Whenever I need Thai basil for a dish, I always end up having some left over, so I end up making a stir fry dish using the rest of it. That was my plan with pho. But we actually went through so much basil while we were eating noodles, that I didn't have enough left for a stir fry!
Thai basil also goes bad really really fast, so by the time I wanted to make stir fry, I felt like it was already rotting. But I was committed to making this dish, so I had to buy another bag. I actually went to one of the nearby Asian grocery stores, and when I asked the person working there, they told me they didn't sell Thai basil and to "check Giant Eagle". What?! I know the local Giant Eagle doesn't stock Thai basil, and if they did, they would charge me an arm and a leg.
So I drove to the better Asian grocery store the next day. Okay. I finally had everything I needed.
This tasted pretty good, but it just seemed like way too much effort for the amount of food it produced. Pulling apart basil and mint leaves is SO tedious. It's worse than chopping!
And the worst part of it all was that I used a really hot red pepper. I think it was a red jalapeno! I didn't realize those could be red! I just thought, oh, this will add some nice color. Nope. Should have gone with a bell pepper. I deseeded the pepper with my bare hands, and then I popped a piece of beef jerky that I was snacking on into my mouth, and it started to BURN. I was still feeling the sting days later. I went to wash my face in the morning, and then my eyes felt it. I could even feel it burning my fingernails as I was trying to pluck my armpit hairs!
ANYWAY, back on to the topic of cooking. I was feeling way too lazy, so I only ended up using half of both bags of leaves. That meant I had enough to make the dish again!
Hey, I learned my lesson about the peppers. I had to make some adjustments:
Okay, this definitely could have used more basil/mint, but I wasn't about to go to the Asian store a fourth time. I liked that I made a larger amount of food this time. I might have added a little too much water, so I think the right amount would be just a single teaspoon added to the sauce mixture.
It was a very, very good meal.
Two years ago, back when this blog was in its infancy, I made a post on Greek turkey rice.

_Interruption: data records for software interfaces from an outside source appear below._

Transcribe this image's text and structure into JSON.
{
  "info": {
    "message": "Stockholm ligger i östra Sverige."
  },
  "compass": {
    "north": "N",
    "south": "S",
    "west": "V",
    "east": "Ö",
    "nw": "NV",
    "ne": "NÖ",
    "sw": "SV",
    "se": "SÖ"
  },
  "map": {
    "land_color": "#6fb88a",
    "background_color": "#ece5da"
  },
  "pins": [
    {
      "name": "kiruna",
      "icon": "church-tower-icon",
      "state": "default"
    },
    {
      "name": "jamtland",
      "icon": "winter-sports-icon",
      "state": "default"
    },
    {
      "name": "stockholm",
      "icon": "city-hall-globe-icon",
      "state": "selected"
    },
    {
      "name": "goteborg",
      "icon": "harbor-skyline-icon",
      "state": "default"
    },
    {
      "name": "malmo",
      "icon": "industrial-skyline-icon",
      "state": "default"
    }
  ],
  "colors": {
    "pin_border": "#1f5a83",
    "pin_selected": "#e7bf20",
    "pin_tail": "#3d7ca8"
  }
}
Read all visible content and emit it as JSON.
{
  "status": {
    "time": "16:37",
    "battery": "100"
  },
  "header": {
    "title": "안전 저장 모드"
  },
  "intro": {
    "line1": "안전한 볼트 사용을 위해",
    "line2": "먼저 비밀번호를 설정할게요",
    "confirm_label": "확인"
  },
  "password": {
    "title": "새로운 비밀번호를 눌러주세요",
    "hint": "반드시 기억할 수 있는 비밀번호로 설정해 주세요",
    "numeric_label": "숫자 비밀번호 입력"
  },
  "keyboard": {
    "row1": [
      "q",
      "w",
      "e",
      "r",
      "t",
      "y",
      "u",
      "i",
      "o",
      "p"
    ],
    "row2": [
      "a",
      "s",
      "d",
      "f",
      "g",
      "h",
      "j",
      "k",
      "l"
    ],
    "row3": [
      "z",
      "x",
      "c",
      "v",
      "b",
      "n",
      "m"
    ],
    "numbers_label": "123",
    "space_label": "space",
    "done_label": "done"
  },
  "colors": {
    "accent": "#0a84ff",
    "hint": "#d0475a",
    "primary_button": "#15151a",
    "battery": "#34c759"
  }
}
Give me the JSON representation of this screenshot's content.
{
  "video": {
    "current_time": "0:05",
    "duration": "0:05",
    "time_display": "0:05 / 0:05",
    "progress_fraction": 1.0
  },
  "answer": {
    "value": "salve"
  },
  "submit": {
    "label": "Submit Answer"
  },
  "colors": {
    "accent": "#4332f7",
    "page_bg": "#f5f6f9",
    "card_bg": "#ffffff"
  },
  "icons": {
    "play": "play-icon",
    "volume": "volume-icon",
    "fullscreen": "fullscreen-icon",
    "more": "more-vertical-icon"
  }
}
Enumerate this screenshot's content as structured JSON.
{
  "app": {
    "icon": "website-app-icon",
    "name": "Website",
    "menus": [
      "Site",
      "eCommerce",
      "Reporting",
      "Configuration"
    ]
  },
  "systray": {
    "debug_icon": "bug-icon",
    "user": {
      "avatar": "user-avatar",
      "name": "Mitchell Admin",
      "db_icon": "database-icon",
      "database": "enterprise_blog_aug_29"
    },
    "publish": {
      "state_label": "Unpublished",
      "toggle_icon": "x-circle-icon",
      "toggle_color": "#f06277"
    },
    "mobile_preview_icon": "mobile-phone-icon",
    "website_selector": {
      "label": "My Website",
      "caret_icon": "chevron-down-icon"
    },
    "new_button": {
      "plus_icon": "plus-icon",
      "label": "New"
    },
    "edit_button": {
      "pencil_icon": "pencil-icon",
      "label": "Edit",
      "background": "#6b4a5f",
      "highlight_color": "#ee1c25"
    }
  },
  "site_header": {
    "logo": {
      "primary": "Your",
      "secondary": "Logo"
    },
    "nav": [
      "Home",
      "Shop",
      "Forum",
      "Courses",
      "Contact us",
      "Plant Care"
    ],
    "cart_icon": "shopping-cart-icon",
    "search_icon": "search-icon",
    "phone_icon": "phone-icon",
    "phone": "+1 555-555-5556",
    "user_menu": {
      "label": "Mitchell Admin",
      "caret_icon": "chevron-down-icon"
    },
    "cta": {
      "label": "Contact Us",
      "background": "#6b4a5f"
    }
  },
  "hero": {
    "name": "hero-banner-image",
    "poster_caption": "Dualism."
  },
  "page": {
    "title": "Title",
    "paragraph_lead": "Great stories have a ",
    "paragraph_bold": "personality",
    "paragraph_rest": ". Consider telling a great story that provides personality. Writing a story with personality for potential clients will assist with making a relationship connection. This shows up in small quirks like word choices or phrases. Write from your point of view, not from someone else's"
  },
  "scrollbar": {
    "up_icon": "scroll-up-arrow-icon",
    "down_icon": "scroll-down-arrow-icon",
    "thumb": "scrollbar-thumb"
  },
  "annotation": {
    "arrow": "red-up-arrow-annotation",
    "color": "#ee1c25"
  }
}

This week, I had a few ingredients that would work well for this dish, so I decided to make it again. I remembered it being good and easy to make.
Well, I still don't disagree with that statement, but after a few chill meal-making sessions, I went back to flailing like crazy. There were flying pieces of rice, spinach, chicken broth, and lemon zest. This is why I gotta write down my recipes in advance.
(Throwback to when I took pictures of food right underneath the spotlight! Not as nice as the pictures my sister would take though.)
Also, I used ground turkey from a tube. I didn't realize you could buy ground meat in a tube, but the tube was cheaper than the non-tube form. I don't know if I'll ever do that again. I mean it tasted fine, but it was weird. Any time I tell my family I'm cooking ground turkey I know they'll respond with "TURKEY?!" and I can see them making a disgusted face that says "why would you ever do that".
Hey, I'm just following a recipe.
You know what else is in the ingredients list? A lemon. But this recipe doesn't even call for lemon, just lemon zest. Now I've got "Naked lemon slices" in my leftovers.
Unfortunately there were no sun-dried tomatoes in either Target or Trader Joe's, (I know, these are terrible places to grocery shop. But I was there for other reasons.) so I was missing that extra pop of color/flavor. I also didn't put the aesthetic lemon slices in the middle of the pan.
But that doesn't matter. It tasted good. That's what really counts.